Brilliant Young Africans: Andrew Mupuya

Brilliant Young Africans: Andrew Mupuya

Brilliant young Africans don’t come more inspirational than a young man who decides to find a way to take care of his family and ends up becoming a successful businessman. Meet Ugandan  inspiration, Andrew Mupuya.

When Mupuya’s parents both lost their jobs, Mupuya realised he would be forced to leave school as they would no longer be able to afford it. So he decided to ‘face the world alone’ and find a way to fulfill his own dreams by making money himself.

Then, the government of Uganda announced that they were going to ban plastic bags in order to curb environmental damage, and teenage visionary Mupuya saw his chance to make some money – he decided to launch a paper bag production company!

“I conducted a feasibility study, market research around retail shops, kiosks, supermarkets around Kampala and discovered there is need and potential market for paper bags.”

From teen entrepreneur to paper bag king

Clever young Mupuya worked out that he would need a capital of 36,000 Ugandan shillings ($14). So how to raise this money when he had nothing? First he collected plastic bottled for a week and sold 70 kilos worth for $11. Then, he loaned $3 from his supportive school teacher and began making paper carrier bags for sale.

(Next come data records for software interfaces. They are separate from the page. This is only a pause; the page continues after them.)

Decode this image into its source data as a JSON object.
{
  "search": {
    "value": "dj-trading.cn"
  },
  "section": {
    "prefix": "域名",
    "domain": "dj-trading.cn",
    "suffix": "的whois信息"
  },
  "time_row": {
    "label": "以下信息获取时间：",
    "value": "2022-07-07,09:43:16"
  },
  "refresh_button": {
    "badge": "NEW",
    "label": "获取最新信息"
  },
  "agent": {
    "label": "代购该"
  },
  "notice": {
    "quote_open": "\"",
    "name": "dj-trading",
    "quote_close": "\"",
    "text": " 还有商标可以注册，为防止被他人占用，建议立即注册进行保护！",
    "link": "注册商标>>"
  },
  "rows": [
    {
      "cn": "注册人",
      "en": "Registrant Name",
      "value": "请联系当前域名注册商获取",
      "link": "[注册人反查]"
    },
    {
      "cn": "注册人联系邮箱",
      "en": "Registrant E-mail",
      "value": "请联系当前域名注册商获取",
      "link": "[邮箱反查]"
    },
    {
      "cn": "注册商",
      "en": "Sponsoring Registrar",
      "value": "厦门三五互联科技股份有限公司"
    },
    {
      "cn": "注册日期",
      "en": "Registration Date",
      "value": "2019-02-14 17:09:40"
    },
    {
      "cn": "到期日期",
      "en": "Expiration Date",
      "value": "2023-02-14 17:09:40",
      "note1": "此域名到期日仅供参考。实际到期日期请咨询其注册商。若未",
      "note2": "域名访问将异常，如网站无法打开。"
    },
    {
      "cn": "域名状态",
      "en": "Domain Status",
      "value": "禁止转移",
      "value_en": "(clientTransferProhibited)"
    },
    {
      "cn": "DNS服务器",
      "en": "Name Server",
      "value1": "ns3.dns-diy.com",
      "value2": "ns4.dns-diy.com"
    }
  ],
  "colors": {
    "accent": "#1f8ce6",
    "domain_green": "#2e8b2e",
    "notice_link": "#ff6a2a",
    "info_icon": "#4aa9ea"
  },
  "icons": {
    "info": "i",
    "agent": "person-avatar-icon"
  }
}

Since those early beginnings, he has grown his business in the first registered Ugandan paper bag manufacturer, Youth Entrepreneurial Link Investments (YELI) and at the tender age of 21 employs 16 people and produces up to 20,000 paper bags each week. He supplies bags to most types of businesses, including retail, restaurants, even medical centres and can count big multinationals as clients, like Samsung , having made 1,000 niche bags for its local branches.

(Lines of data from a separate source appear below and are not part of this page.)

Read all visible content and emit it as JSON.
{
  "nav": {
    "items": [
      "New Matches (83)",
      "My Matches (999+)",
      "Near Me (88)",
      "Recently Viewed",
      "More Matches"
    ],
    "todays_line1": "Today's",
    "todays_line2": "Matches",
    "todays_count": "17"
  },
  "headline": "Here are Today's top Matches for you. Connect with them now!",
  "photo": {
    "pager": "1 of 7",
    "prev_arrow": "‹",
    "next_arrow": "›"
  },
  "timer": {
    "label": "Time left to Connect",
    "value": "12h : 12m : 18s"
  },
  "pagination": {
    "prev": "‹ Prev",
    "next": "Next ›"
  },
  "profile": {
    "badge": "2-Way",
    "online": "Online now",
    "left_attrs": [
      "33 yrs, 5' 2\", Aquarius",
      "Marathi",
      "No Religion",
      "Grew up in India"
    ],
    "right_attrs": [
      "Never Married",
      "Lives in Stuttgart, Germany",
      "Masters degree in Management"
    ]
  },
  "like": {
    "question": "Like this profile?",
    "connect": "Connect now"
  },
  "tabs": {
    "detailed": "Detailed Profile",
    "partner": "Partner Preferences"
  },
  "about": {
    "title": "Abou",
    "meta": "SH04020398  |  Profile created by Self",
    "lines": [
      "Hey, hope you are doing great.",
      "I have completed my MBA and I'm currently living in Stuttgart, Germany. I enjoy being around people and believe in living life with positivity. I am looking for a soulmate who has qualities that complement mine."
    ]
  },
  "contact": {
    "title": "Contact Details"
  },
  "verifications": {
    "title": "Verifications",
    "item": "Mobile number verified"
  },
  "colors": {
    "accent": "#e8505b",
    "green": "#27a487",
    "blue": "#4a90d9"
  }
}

“Right now I have 72 clients,” says Mupuya. “Ninety per cent of our clients always come back.”

In 2012, Mupuya won the $30,000 Anzisha Prize saying, “The awards I have won give me courage to push on with my business,” says the young entrepreneur. “It shows to me how I am doing the right thing and it helps me define the impact am creating.”

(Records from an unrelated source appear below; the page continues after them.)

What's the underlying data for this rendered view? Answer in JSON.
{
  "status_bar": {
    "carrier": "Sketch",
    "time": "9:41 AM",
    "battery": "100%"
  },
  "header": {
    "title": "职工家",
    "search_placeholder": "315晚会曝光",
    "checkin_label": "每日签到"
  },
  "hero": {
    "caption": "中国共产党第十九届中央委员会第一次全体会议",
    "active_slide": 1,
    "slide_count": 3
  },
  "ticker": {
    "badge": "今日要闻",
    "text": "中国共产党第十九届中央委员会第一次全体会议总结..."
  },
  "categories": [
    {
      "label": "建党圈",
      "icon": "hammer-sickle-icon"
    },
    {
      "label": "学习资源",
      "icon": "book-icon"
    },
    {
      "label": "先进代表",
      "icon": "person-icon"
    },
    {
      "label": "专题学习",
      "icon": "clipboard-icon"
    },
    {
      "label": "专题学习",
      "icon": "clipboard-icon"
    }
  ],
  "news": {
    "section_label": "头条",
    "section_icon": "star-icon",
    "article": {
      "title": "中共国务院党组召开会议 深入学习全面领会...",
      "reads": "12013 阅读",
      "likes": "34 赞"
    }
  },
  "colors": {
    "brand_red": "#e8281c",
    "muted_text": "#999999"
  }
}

Mupuya has now set his sights further into the future and plans to build a recycling centre.

“A paper bag is eco-friendly, it can easily decompose,” he says. “But plastic bags take too long, so that is the difference.”

photo credit: cnn

Share This

About the author